According Israeli human rights center B’Tselem The notification was made by leaving orders on the roadside.
In the northern Jordan Valley, on 9 November 2017 the state notified two communities – Umm a-Jamal and Ein al-Hilweh – that they must leave their homes within eight days. These communities total 20 families, five of whom live in the area on a seasonal basis.
The total number of residents is 130, including 66 youths and children under the age of 18.
In the Ma’ale Adumim area, on 16 November 2017 the state informed the residents of Jabal al-Baba that they must leave their homes within eight days.
This community numbers about 60 families, and has a total of 284 residents, including 151 youths and children under the age of 18.
Israel has acted for years to expel communities around the West Bank. In the past, its efforts were based mainly on military orders concerning planning and building. However, the proceedings concerning such orders are protracted and require the precise mapping of the land and buildings, as well as the issuing of separate demolition orders for each building.
Now the state has found a new mechanism it hopes will enable it to circumvent such proceedings and accelerate the expulsion of residents: the Order concerning Unauthorized Buildings (Temporary Provision) (Judea and Samaria) (No. 1539), 5744-2003.”
This order was originally intended for the expulsion of settlers from “outposts” established around the West Bank, although the state very rarely used it for this purpose.

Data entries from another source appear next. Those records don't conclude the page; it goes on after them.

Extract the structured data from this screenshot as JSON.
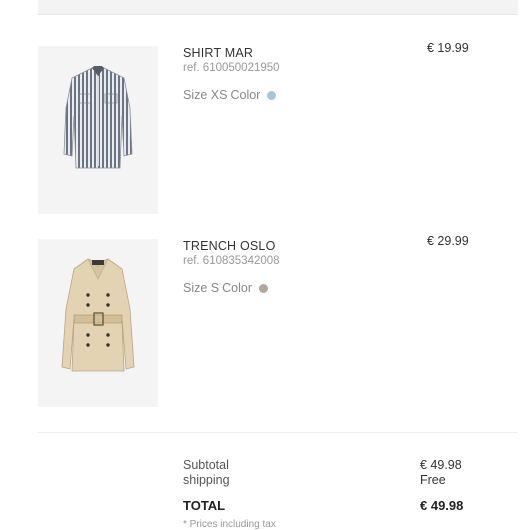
{
  "cart": {
    "items": [
      {
        "name": "SHIRT MAR",
        "ref": "ref. 610050021950",
        "size_label": "Size XS",
        "color_label": "Color",
        "swatch": "#a9c4d6",
        "price": "€ 19.99",
        "image": "striped-shirt-image"
      },
      {
        "name": "TRENCH OSLO",
        "ref": "ref. 610835342008",
        "size_label": "Size S",
        "color_label": "Color",
        "swatch": "#b1a79c",
        "price": "€ 29.99",
        "image": "beige-trench-coat-image"
      }
    ]
  },
  "summary": {
    "subtotal_label": "Subtotal",
    "subtotal_value": "€ 49.98",
    "shipping_label": "shipping",
    "shipping_value": "Free",
    "total_label": "TOTAL",
    "total_value": "€ 49.98",
    "note": "* Prices including tax"
  }
}
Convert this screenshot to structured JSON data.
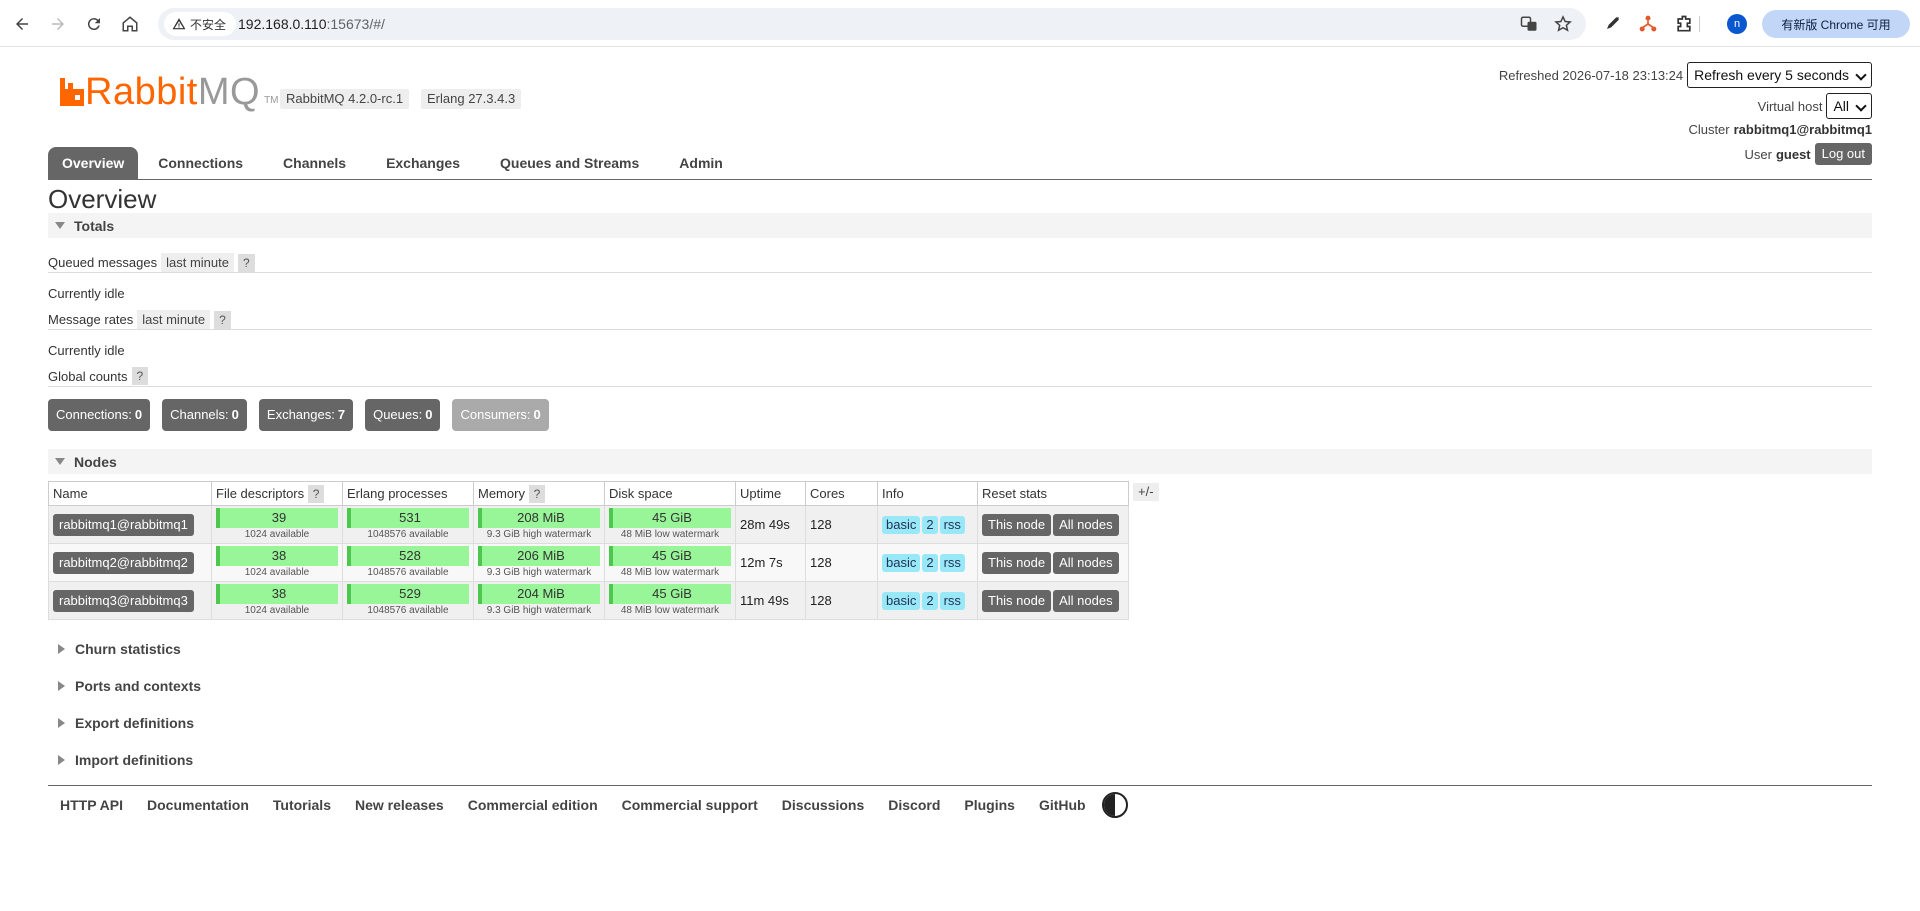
{
  "browser": {
    "security_label": "不安全",
    "url_host": "192.168.0.110",
    "url_rest": ":15673/#/",
    "update_label": "有新版 Chrome 可用",
    "profile_initial": "n"
  },
  "header": {
    "logo_main": "Rabbit",
    "logo_mq": "MQ",
    "logo_tm": "TM",
    "version": "RabbitMQ 4.2.0-rc.1",
    "erlang": "Erlang 27.3.4.3",
    "refreshed_label": "Refreshed 2026-07-18 23:13:24",
    "refresh_select": "Refresh every 5 seconds",
    "vhost_label": "Virtual host",
    "vhost_select": "All",
    "cluster_label": "Cluster",
    "cluster_name": "rabbitmq1@rabbitmq1",
    "user_label": "User",
    "user_name": "guest",
    "logout": "Log out"
  },
  "tabs": [
    "Overview",
    "Connections",
    "Channels",
    "Exchanges",
    "Queues and Streams",
    "Admin"
  ],
  "page_title": "Overview",
  "totals": {
    "header": "Totals",
    "queued_label": "Queued messages",
    "queued_range": "last minute",
    "help": "?",
    "idle_1": "Currently idle",
    "rates_label": "Message rates",
    "rates_range": "last minute",
    "idle_2": "Currently idle",
    "global_label": "Global counts"
  },
  "counts": [
    {
      "label": "Connections:",
      "value": "0"
    },
    {
      "label": "Channels:",
      "value": "0"
    },
    {
      "label": "Exchanges:",
      "value": "7"
    },
    {
      "label": "Queues:",
      "value": "0"
    },
    {
      "label": "Consumers:",
      "value": "0"
    }
  ],
  "nodes": {
    "header": "Nodes",
    "columns": [
      "Name",
      "File descriptors",
      "Erlang processes",
      "Memory",
      "Disk space",
      "Uptime",
      "Cores",
      "Info",
      "Reset stats"
    ],
    "plusminus": "+/-",
    "rows": [
      {
        "name": "rabbitmq1@rabbitmq1",
        "fd": "39",
        "fd_sub": "1024 available",
        "proc": "531",
        "proc_sub": "1048576 available",
        "mem": "208 MiB",
        "mem_sub": "9.3 GiB high watermark",
        "disk": "45 GiB",
        "disk_sub": "48 MiB low watermark",
        "uptime": "28m 49s",
        "cores": "128",
        "info": [
          "basic",
          "2",
          "rss"
        ],
        "this_node": "This node",
        "all_nodes": "All nodes"
      },
      {
        "name": "rabbitmq2@rabbitmq2",
        "fd": "38",
        "fd_sub": "1024 available",
        "proc": "528",
        "proc_sub": "1048576 available",
        "mem": "206 MiB",
        "mem_sub": "9.3 GiB high watermark",
        "disk": "45 GiB",
        "disk_sub": "48 MiB low watermark",
        "uptime": "12m 7s",
        "cores": "128",
        "info": [
          "basic",
          "2",
          "rss"
        ],
        "this_node": "This node",
        "all_nodes": "All nodes"
      },
      {
        "name": "rabbitmq3@rabbitmq3",
        "fd": "38",
        "fd_sub": "1024 available",
        "proc": "529",
        "proc_sub": "1048576 available",
        "mem": "204 MiB",
        "mem_sub": "9.3 GiB high watermark",
        "disk": "45 GiB",
        "disk_sub": "48 MiB low watermark",
        "uptime": "11m 49s",
        "cores": "128",
        "info": [
          "basic",
          "2",
          "rss"
        ],
        "this_node": "This node",
        "all_nodes": "All nodes"
      }
    ]
  },
  "collapsed_sections": [
    "Churn statistics",
    "Ports and contexts",
    "Export definitions",
    "Import definitions"
  ],
  "footer": [
    "HTTP API",
    "Documentation",
    "Tutorials",
    "New releases",
    "Commercial edition",
    "Commercial support",
    "Discussions",
    "Discord",
    "Plugins",
    "GitHub"
  ]
}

The order allows the Military Commander to declare an area in the West Bank a “confined area,” and to order the eviction of all property in that area.
On this basis of this order, GOC Central Command Major-General Roni Numa signed the new orders concerning the Palestinian communities.
It seems that Israel is so confident in its ability to expel entire villages without incurring judicial or international criticism that it is no longer bothering to create even the illusion of legal proceedings. However, the difference between the proceedings is purely technical.
The planning and building proceedings never stopped the state; even if they managed to postpone expulsion, they never removed the threat of expulsion from thousands of people.
Over many years, thousands of Palestinians in dozens of communities have lived under a constant and real threat.
The state has refused to regulate their status, allow them to connect to the water and electricity infrastructure, establish educational institutions for their children, pave roads to their living areas, and maintain a reasonable living routine.
The state has recently declared its intention to expel two additional communities over the coming months – Susiya in the southern Hebron Hills and Khan al-Ahmar close to Ma’ale Adumim.
Defense Minister Avigdor Lieberman announced that in the absence of opposition from the American Administration, these communities will be expelled by April 2018. The expulsion proceedings against these communities have continued for years before the Supreme Court, which has refrained from prohibiting their expulsion.
Whatever the proceedings used by the state in its attempt to expel Palestinian residents from their homes, the crime is the same: the forcible transfer of a protected population, which amounts to a war crime.
This is the case whether the violence used is direct or indirect, physical or administrative. Whether the expulsion is undertaken by force or by creating an intolerable reality that forces the residents to leave their homes and land – the essence is the same. All those involved in committing this crime – including the Prime Minister, Defense Minister, the justices who approve the expulsion, and the GOC who signs the orders – bear personal liability.
On 23 November 2019, EuroPal Forum and Middle East Monitor co-hosted a conference at the Holiday Inn Bloomsbury in London on the relations between Europe and Palestine. A first of its kind, the conference brought together individuals at the forefront of discourse on Palestine in
As the European Court of Justice (ECJ) rules that European Union countries must identify products made in Israeli settlements in the occupied Palestinian territory, MEMO and EuroPal Forum are hosting a conference to discuss the EU’s position on major issues related to the occupat